I talked a little bit about smash concepts earlier, and Arizona went to them time and time again to get their offense moving on Saturday night.
Iowa at Arizona Breakdown.mov (via DailyWildcatTV)
The analysis does a decent job (I mean, for a student newspaper it's really good--where's our Daily Cal Hydrotech???) what's going on between receiver and defensive back. I'd like to point out the things Foles does.
0:14: Foles recognizes the side of the field with less coverage--right side, 2 on 3. He instantly reads to that side in what looks like a smash route variant. What usually happens in a smash route is the inside receiver heads to the corner of the end zone, the safety bites and double covers him, leaving the outside receiver to run shallow and try to get inside position on the now out-of-position cornerback. Foles makes the right throw in a tight hole.
2:44: They run the same shallow route, but Iowa was ready and sagged the defensive end back to prepare for it, getting the pick six. I think Arizona ran this play all night, so I can't put too much of the blame on Foles for this one.
3:44: Smash concept variant. The outside receiver runs a hitch again, but the inside receiver runs a straight vertical, fakes to the post and continues on an up route and Foles delivers. The defenders seem to get caught reacting for much of the play; they're so used to the actual smash play that they aren't expecting anything else.

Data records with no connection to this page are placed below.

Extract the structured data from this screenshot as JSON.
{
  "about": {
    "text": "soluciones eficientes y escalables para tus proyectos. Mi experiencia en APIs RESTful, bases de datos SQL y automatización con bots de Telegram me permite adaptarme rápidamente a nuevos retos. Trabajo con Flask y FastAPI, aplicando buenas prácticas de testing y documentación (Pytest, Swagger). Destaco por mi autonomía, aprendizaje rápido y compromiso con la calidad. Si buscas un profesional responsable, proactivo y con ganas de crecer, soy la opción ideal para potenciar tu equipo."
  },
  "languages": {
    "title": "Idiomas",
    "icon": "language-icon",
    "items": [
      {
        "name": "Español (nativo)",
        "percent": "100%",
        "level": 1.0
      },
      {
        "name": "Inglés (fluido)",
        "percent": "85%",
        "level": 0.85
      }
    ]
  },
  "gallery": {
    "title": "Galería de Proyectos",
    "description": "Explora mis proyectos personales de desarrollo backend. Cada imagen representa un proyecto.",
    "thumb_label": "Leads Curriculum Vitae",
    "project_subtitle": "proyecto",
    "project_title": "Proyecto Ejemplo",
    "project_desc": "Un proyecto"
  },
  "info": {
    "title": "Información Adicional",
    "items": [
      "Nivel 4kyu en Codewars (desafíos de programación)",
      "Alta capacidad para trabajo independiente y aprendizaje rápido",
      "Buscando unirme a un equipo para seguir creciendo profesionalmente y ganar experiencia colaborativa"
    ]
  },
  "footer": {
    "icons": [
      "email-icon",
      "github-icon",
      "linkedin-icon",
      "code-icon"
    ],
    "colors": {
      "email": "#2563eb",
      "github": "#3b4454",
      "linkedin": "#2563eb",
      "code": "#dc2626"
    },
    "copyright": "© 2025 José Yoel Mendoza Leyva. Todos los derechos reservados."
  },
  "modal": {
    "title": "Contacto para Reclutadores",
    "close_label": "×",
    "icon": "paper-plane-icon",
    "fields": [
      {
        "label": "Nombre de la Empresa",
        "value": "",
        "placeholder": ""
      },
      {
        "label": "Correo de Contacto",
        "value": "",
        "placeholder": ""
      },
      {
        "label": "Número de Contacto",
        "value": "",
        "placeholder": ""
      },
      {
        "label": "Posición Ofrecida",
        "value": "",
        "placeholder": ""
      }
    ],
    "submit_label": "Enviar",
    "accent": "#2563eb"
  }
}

4:10: Arizona makes an adjustment to their bread-and-butter play. Instead of , they have him stop halfway and run a little in route. THIS is the actual smash route, and there's nothing much Airraidish about this one. The receiver draws the corner and the safety on the outside, and the running back runs straight down the field to take out another defensive back. This gives the flat receiver a WHOLE lot of real estate. Foles does a good job looking his receivers on the weak side (remember, Foles almost ALWAYS throws to the side of the field with less cover men) before coming back to his flat receiver, who picks up a huge gain and sets up the game winning score.
There are plenty of other patterns the Wildcats and other Airraid offenses run (curls, hitches, options, fades, sticks), but this probably covers about 90% of what you can expect to see on Saturday night. The fact is Nick Foles is comfortable with throwing many of the big passes, and he has the receivers necessary to reach in and haul the football in. It's a dangerous combo and one the Bears will have all sorts of trouble containing.
5:03: Outside receiver runs something resembling a hitch. Inside receiver runs corner. I think I've seen this play before.
What about the game-winning score? Well, it's the play you've all been waiting for.
If the shallow route I started with is the bread and butter, the mesh is the peanut butter and Nutella. It's a lovely play, one that's almost impossible for defenses to stop if done right. You don't see it often, and usually only in either short-down or red zone situations, but it can be deadly effective when executed properly..
5:18: The game-winning score is the elusive mesh route! Running back draws out the linebackers and leaves the inside receiver with one-on-one again. Foles does a quick three step drop and delivers the ball perfectly.
Unfortunately, this is in the end zone, so you are spared the always comical sight of two defenders running into each other when two receivers cross by each other on their routes. Here are some more interesting versions of this play.
If you want links to most relevant Airraid articles, start with this amazing cornucopia of links from Smart Football exclusively dealing with the Airraid. Enjoy the rest of your day, because that's how long it'll take to read half of the stuff there.